Piggybacking is almost as old as credit monitoring. The first step for many young adults looking for a way to build credit was getting their parents to add them as an authorized user. It was a simple formula. Someone with good credit adds you as an authorized user on one or more of their credit cards, your credit score is then positively affected just as if you were a joint account holder. As long as the card's owner covers their payments and doesn't have debt, you'll get a free ride to better credit. As well as students working to build a credit history, this practice also benefits stay-at-home parents who could keep good credit by tagging on the higher credit limits of their working spouse.

But as it turns out, piggybacking wasn't all fun and games. Before long, credit repair companies had found a way to capitalize on this opportunity to turn bad credit into good. Their services allowed people who had terrible credit to be signed up as authorized users by strangers who had excellent credit, for a fee.
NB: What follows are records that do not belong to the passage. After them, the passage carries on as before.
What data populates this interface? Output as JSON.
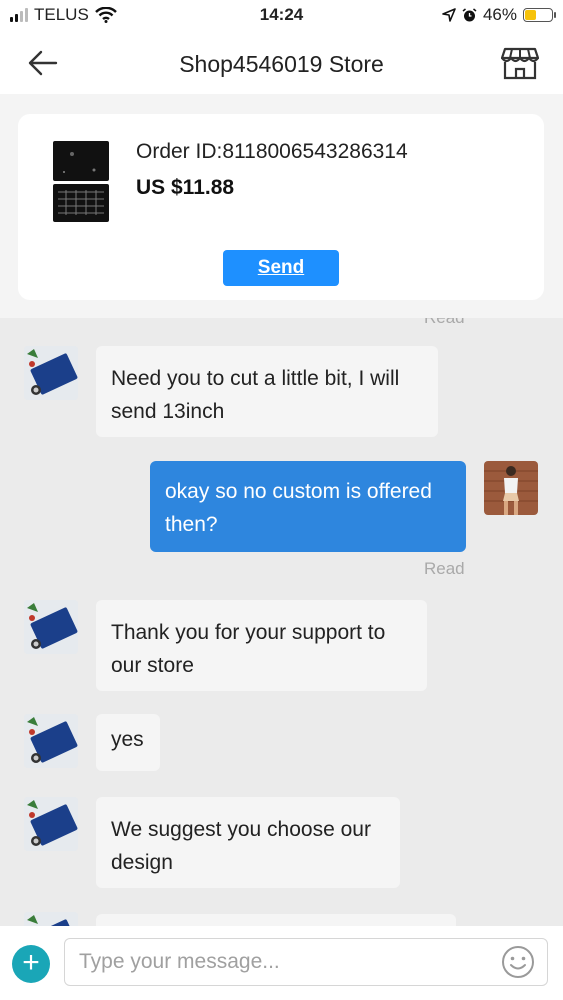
{
  "status": {
    "carrier": "TELUS",
    "time": "14:24",
    "battery": "46%",
    "battery_level": 0.46
  },
  "header": {
    "title": "Shop4546019 Store",
    "back_icon": "arrow-left-icon",
    "store_icon": "storefront-icon"
  },
  "order": {
    "id_text": "Order ID:8118006543286314",
    "price": "US $11.88",
    "send_label": "Send"
  },
  "chat": {
    "top_read_partial": "Read",
    "messages": [
      {
        "from": "store",
        "text": "Need you to cut a little bit, I will send 13inch"
      },
      {
        "from": "me",
        "text": "okay so no custom is offered then?",
        "status": "Read"
      },
      {
        "from": "store",
        "text": "Thank you for your support to our store"
      },
      {
        "from": "store",
        "text": "yes"
      },
      {
        "from": "store",
        "text": "We suggest you choose our design"
      }
    ]
  },
  "composer": {
    "placeholder": "Type your message...",
    "plus_icon": "plus-icon",
    "emoji_icon": "smiley-icon"
  },
  "colors": {
    "accent": "#1e90ff",
    "outgoing_bubble": "#2e86de",
    "plus_button": "#1aa6b7"
  }
}
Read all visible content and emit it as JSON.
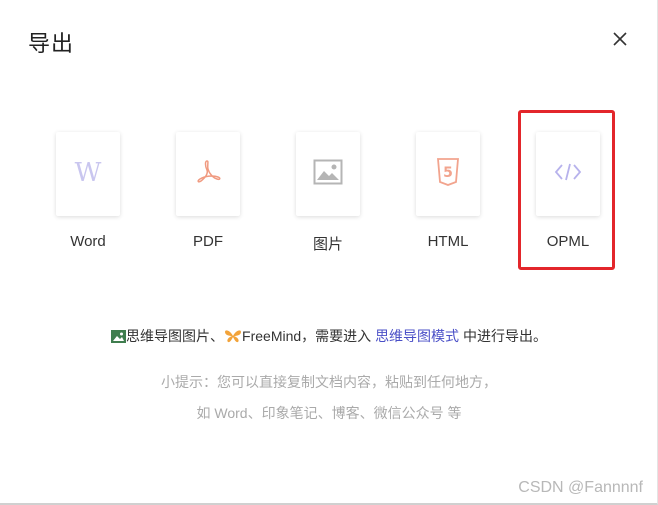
{
  "dialog": {
    "title": "导出"
  },
  "options": [
    {
      "label": "Word",
      "icon": "word-icon"
    },
    {
      "label": "PDF",
      "icon": "pdf-icon"
    },
    {
      "label": "图片",
      "icon": "image-icon"
    },
    {
      "label": "HTML",
      "icon": "html5-icon"
    },
    {
      "label": "OPML",
      "icon": "code-icon"
    }
  ],
  "hint": {
    "part1": "思维导图图片、",
    "part2": "FreeMind，需要进入 ",
    "link": "思维导图模式",
    "part3": " 中进行导出。"
  },
  "tips": {
    "line1": "小提示：您可以直接复制文档内容，粘贴到任何地方，",
    "line2": "如 Word、印象笔记、博客、微信公众号 等"
  },
  "watermark": "CSDN @Fannnnf",
  "colors": {
    "highlight": "#e3262b",
    "link": "#4a4fc7",
    "word_icon": "#c9c6ef",
    "pdf_icon": "#f09a80",
    "image_icon": "#b5b5b5",
    "html_icon": "#f2a48e",
    "code_icon": "#b7b2ec"
  }
}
Since it isn't illegal to add authorized users to your card (indeed many cards promote this as a benefit) there was little to be done about this mischievous credit abuse.

After many years of credit seekers getting something for nothing, lenders began to complain about getting tricked into giving out loans and called piggybacking a form of fraud. That's where FICO® 8 came in. Credit bureaus had long been tweaking their scoring practices in an attempt to keep up with changes in consumer behavior. The FICO 8 credit was introduced in 2009 as the newest generation of the FICO credit score, and after a brief period of legal and consumer backlash it is now finding acceptance among many lenders. Citi became the first major bank to adopt FICO 8 for its credit card division.
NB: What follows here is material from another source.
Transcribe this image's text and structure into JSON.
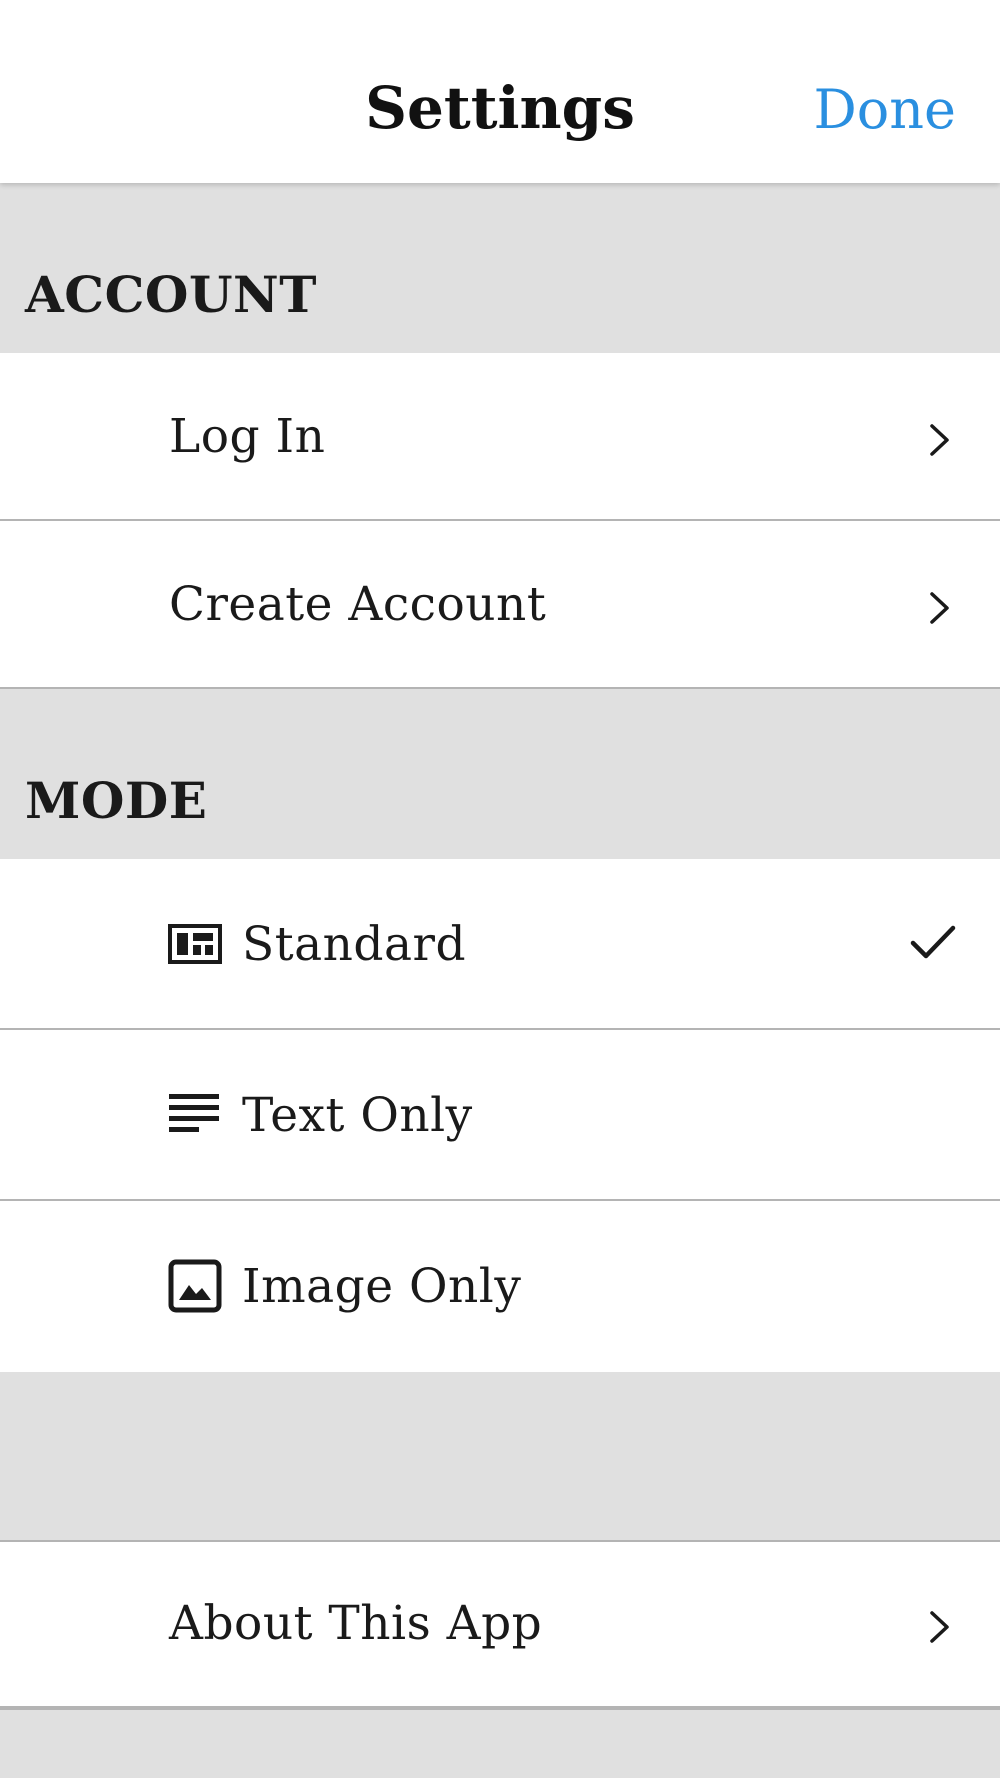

The FICO 8 scoring system primarily affects these 4 areas of card usage:

1. As an authorized user, your credit score will be calculated based on all your payment activity. Your role as an authorized user will affect your credit, but not as much as it did on previous FICO models. How much your FICO score benefits from being added as an authorized user will be judged on a more individual basis. If a parent or spouse adds you as an authorized user, your credit score will in most cases benefit as it did previously. Those added as authorized users to an account that isn't owned by a family member are much less likely to see their credit score go up.

2. It's more sensitive to heavy credit card utilization. If your credit report shows a high balance close to the card's limit, your score will be affected more than it would have before. More than ever you will want to avoid high balances.

3. Isolated late payments are noted on FICO 8. If the late payment (at least 30 days) is an isolated event and your other accounts are in good standing, the FICO 8 Score is more forgiving compared to previous FICO scores. On the flip side, if you regularly make late payments, your score will be affected (negatively) more than what you're used to.

4. FICO 8 Score ignores small-dollar "nuisance" collection accounts (where the original balance was less than $100). That means that a small balance you carry, for example on a store account, won't negatively impact your credit score as much as it did before.

What this means for you is that piggybacking can still help your credit score, but you have to do it right. If building credit is your main objective, then stick to family members, and only those with good to excellent credit. If this family member doesn't mind, you may want to use the card at least a little bit. Keep in mind that your score will now be based more specifically on your financial activity.

And remember, piggybacking is no longer a one-stop solution to building credit. There are several different ways to improve your credit score and if you make use of them you can build good credit in a relatively short amount of time.

You can also start building your own credit history by using a student credit card or secured credit card. Just be sure never to apply for more than 1 or 2 per year, as making too many applications will damage your score.